Extracted data:

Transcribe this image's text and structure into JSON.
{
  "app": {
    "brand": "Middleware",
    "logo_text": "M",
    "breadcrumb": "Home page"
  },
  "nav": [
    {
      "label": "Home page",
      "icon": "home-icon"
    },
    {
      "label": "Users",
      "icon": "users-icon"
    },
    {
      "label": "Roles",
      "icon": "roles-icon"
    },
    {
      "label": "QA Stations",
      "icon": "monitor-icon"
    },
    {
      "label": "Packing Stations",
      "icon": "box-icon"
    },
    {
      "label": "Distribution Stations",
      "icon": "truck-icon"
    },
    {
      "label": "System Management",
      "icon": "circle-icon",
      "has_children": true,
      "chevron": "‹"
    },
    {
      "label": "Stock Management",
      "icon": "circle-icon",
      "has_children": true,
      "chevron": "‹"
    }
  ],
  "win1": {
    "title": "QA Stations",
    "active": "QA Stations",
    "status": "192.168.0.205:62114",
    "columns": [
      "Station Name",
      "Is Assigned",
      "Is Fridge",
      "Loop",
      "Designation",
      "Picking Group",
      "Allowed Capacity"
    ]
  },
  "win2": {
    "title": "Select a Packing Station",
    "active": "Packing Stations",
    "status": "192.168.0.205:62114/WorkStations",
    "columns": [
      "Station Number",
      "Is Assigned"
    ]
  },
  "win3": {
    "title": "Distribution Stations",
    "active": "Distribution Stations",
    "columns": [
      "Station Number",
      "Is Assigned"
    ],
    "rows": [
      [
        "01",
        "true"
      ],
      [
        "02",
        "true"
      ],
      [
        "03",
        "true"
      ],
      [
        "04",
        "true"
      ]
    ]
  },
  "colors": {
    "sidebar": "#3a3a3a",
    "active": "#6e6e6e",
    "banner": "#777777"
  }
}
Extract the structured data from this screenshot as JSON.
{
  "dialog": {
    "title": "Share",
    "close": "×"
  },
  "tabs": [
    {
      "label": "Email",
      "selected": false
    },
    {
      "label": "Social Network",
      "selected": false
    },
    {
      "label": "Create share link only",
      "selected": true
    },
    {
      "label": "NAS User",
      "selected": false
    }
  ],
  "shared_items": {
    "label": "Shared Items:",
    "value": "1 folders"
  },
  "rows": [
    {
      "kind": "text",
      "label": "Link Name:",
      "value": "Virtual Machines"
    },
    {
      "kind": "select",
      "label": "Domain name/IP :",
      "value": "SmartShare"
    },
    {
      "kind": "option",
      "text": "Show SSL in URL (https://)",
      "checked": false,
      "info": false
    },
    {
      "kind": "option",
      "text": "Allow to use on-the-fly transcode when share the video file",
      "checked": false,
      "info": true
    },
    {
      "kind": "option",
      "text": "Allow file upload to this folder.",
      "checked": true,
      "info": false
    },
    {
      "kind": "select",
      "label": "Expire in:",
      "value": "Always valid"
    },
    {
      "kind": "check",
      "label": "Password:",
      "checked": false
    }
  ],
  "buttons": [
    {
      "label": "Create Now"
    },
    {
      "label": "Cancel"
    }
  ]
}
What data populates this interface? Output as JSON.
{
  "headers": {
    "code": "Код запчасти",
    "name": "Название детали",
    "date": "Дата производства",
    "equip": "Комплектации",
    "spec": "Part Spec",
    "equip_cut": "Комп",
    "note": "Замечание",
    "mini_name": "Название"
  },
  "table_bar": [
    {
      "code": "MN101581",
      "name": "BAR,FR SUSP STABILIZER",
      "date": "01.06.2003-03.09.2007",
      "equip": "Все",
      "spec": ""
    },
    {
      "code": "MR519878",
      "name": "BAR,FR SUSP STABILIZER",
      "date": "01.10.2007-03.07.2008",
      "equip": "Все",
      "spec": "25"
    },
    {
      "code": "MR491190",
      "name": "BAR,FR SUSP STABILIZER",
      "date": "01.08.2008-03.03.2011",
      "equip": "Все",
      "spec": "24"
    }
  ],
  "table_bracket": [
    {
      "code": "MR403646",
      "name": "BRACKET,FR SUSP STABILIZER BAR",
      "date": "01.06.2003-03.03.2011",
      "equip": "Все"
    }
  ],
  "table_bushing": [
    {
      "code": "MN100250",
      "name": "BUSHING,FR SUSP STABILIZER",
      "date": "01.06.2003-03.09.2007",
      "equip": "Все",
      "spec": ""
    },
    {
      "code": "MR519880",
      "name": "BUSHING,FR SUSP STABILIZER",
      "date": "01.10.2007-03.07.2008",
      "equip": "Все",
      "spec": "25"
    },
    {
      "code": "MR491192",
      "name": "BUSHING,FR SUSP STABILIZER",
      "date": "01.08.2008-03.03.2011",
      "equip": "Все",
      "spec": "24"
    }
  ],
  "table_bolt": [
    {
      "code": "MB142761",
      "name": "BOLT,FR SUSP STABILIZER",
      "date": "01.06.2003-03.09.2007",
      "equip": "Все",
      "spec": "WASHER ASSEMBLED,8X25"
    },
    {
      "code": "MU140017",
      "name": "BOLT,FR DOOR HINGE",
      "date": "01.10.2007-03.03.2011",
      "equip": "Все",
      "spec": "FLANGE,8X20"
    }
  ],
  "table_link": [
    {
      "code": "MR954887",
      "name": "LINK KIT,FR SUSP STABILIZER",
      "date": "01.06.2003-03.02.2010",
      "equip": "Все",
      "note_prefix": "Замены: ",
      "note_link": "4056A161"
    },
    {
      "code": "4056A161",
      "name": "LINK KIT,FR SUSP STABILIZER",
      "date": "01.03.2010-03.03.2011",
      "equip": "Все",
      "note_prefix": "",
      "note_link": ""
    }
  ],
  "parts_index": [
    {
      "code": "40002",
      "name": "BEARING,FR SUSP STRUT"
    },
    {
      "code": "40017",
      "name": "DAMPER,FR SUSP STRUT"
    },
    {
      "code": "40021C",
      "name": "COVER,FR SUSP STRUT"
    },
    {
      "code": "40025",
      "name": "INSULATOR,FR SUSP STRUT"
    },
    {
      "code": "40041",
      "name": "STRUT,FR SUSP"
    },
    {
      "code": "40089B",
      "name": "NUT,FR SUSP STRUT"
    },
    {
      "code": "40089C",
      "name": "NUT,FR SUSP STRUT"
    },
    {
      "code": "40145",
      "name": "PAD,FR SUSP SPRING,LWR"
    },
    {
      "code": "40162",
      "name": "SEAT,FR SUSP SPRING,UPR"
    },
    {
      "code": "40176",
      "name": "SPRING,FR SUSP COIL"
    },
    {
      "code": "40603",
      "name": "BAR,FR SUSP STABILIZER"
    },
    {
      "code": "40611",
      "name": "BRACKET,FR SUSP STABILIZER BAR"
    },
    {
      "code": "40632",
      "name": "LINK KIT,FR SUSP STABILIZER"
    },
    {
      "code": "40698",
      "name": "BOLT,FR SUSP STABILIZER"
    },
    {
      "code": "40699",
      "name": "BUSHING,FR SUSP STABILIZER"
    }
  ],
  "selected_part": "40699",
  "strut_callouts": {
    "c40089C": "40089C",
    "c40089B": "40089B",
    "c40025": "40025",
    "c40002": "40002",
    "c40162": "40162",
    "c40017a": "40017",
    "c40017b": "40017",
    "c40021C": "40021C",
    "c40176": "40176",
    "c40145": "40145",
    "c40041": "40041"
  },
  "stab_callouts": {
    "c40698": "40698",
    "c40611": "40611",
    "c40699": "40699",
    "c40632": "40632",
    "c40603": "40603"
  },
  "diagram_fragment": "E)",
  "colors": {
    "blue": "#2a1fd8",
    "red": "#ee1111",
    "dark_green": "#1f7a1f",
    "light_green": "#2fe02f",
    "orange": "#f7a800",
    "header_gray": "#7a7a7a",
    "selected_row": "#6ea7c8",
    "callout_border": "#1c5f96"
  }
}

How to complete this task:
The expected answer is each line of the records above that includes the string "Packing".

Exercise result:
      "label": "Packing Stations",
    "title": "Select a Packing Station",
    "active": "Packing Stations",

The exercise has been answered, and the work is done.